- Opening Delimiter -

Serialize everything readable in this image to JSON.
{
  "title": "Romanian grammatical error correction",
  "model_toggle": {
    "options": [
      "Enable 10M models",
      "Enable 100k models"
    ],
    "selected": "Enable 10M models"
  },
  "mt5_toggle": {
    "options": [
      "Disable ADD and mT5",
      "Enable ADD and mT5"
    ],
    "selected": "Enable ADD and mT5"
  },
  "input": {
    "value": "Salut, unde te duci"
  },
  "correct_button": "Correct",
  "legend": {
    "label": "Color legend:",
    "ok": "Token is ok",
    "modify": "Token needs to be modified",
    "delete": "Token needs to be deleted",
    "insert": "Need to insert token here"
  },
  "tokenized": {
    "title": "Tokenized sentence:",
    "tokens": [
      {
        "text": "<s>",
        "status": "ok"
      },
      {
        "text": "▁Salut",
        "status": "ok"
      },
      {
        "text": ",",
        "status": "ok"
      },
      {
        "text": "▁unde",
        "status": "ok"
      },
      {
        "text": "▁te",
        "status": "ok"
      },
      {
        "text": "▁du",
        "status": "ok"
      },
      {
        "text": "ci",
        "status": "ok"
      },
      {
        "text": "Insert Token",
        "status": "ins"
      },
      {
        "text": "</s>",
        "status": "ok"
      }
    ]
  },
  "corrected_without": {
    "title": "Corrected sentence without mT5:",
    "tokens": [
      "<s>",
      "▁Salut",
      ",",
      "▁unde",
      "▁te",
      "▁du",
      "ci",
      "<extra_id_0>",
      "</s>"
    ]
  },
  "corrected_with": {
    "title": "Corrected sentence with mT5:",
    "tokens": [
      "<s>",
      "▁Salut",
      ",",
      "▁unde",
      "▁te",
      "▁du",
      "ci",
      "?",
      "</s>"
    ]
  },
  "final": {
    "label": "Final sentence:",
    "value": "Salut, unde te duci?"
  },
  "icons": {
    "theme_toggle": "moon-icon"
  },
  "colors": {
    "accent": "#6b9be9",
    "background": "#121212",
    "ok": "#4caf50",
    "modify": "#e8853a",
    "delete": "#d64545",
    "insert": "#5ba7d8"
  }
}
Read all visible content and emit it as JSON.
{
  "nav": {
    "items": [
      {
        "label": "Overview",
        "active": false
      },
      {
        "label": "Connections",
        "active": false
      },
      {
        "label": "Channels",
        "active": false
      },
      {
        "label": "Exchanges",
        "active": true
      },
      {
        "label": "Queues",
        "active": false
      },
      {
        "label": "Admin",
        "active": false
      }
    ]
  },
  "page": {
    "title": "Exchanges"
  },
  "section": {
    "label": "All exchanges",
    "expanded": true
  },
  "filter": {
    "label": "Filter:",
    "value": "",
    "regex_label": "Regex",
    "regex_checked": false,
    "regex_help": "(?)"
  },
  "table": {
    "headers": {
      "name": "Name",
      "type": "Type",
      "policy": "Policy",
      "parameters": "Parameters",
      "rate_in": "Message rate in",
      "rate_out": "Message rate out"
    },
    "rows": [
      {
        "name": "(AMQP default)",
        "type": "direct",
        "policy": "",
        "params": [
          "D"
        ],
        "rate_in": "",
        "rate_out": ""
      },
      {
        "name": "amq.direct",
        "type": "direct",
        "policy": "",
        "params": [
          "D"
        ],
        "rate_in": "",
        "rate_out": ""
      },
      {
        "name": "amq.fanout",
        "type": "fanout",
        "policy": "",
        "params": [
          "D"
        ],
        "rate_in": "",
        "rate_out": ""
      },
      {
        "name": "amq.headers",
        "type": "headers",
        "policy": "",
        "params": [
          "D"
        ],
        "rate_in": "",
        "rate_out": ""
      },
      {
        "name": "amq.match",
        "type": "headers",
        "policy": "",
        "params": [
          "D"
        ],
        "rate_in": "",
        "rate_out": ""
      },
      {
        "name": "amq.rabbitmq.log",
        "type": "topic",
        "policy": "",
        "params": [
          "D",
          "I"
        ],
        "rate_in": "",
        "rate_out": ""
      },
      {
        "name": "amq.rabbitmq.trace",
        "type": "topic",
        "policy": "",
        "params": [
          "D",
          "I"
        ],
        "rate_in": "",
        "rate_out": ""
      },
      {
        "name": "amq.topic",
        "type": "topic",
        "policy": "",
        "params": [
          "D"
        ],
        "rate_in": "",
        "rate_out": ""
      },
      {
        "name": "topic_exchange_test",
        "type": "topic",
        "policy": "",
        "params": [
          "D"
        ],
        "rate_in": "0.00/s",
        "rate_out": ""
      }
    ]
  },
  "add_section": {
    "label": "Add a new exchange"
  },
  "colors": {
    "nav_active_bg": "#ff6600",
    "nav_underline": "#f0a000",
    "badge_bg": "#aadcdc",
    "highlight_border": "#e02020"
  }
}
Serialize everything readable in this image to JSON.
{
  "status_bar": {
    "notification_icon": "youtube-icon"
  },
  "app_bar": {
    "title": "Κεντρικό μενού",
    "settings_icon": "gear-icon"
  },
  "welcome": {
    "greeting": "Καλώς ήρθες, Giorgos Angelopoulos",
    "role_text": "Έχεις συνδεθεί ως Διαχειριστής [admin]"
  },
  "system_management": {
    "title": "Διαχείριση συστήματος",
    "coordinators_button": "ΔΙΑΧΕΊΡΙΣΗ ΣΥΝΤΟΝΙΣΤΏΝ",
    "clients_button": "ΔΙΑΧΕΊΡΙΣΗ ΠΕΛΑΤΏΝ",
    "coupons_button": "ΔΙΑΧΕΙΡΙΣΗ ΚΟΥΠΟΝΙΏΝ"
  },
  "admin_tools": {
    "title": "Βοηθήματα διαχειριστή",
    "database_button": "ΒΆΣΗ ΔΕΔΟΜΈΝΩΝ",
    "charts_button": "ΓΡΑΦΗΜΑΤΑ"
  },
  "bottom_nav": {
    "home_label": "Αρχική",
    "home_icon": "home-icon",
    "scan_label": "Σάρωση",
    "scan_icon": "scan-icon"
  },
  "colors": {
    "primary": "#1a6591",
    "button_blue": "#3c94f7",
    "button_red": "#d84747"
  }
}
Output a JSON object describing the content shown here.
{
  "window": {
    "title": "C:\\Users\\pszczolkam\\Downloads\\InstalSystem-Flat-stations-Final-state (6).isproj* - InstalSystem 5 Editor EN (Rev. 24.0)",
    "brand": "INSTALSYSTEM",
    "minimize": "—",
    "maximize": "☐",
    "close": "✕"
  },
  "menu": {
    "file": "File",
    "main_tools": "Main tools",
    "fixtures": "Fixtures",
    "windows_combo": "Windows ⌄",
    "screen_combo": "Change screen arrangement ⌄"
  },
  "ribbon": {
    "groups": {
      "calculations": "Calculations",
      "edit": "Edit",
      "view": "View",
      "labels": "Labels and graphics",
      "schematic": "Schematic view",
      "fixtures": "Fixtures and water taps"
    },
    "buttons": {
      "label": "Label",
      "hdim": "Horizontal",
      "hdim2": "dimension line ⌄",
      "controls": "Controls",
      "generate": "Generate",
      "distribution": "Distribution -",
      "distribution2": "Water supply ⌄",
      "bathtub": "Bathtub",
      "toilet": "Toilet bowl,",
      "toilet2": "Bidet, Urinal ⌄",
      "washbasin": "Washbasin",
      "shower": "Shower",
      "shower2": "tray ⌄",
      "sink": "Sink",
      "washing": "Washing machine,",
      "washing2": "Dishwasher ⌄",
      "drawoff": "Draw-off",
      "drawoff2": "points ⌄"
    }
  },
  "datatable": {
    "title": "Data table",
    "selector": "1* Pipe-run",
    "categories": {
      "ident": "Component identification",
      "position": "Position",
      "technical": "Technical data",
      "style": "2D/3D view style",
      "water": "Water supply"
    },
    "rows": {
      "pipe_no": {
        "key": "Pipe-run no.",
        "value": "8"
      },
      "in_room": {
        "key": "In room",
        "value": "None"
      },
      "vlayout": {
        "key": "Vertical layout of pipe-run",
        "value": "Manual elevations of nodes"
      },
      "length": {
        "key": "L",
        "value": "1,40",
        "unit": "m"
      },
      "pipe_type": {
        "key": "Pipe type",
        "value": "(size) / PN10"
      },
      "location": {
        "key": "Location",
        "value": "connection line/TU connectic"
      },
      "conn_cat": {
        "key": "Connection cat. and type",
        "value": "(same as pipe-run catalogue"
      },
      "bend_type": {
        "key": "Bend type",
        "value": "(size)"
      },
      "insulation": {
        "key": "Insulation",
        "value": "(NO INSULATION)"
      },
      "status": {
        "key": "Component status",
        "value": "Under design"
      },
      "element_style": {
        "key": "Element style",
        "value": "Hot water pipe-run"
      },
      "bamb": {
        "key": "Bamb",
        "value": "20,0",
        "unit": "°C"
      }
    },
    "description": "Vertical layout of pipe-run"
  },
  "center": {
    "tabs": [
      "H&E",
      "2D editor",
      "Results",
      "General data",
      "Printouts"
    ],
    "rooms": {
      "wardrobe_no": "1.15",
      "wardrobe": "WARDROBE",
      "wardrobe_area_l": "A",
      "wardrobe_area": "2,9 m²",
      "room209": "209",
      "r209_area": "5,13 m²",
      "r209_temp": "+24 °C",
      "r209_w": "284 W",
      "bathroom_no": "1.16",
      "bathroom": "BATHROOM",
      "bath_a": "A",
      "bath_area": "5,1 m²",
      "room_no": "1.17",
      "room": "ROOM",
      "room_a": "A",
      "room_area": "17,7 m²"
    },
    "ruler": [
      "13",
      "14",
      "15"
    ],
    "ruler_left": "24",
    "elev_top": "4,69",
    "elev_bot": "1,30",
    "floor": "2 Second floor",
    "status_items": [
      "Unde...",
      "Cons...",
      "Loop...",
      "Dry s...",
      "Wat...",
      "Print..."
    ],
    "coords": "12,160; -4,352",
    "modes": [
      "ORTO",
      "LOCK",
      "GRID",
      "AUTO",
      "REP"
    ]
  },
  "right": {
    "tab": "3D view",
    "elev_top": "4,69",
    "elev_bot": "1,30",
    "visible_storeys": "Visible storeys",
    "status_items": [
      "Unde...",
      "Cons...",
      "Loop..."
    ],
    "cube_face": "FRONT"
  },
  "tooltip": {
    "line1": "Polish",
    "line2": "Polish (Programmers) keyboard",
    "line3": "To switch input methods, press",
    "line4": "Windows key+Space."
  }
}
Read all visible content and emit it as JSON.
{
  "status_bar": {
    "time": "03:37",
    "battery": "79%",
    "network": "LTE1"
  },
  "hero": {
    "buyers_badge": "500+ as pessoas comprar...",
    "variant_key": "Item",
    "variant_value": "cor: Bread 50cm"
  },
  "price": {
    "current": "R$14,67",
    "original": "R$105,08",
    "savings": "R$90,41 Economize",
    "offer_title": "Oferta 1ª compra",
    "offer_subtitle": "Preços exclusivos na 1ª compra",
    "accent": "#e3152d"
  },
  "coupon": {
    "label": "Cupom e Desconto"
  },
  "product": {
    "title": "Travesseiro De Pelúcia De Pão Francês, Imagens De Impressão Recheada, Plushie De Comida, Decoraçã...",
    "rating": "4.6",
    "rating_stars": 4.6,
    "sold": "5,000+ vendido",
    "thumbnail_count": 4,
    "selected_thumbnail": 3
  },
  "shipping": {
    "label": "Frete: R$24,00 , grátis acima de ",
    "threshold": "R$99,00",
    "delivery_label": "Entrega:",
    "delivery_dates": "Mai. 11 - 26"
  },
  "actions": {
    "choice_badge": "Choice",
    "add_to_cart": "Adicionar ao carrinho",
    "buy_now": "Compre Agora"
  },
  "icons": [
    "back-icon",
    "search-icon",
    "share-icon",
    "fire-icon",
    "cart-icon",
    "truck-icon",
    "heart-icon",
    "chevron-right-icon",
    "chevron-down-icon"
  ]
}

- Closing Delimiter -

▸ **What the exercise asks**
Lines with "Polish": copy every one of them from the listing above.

▸ **Written answer**
    "line1": "Polish",
    "line2": "Polish (Programmers) keyboard",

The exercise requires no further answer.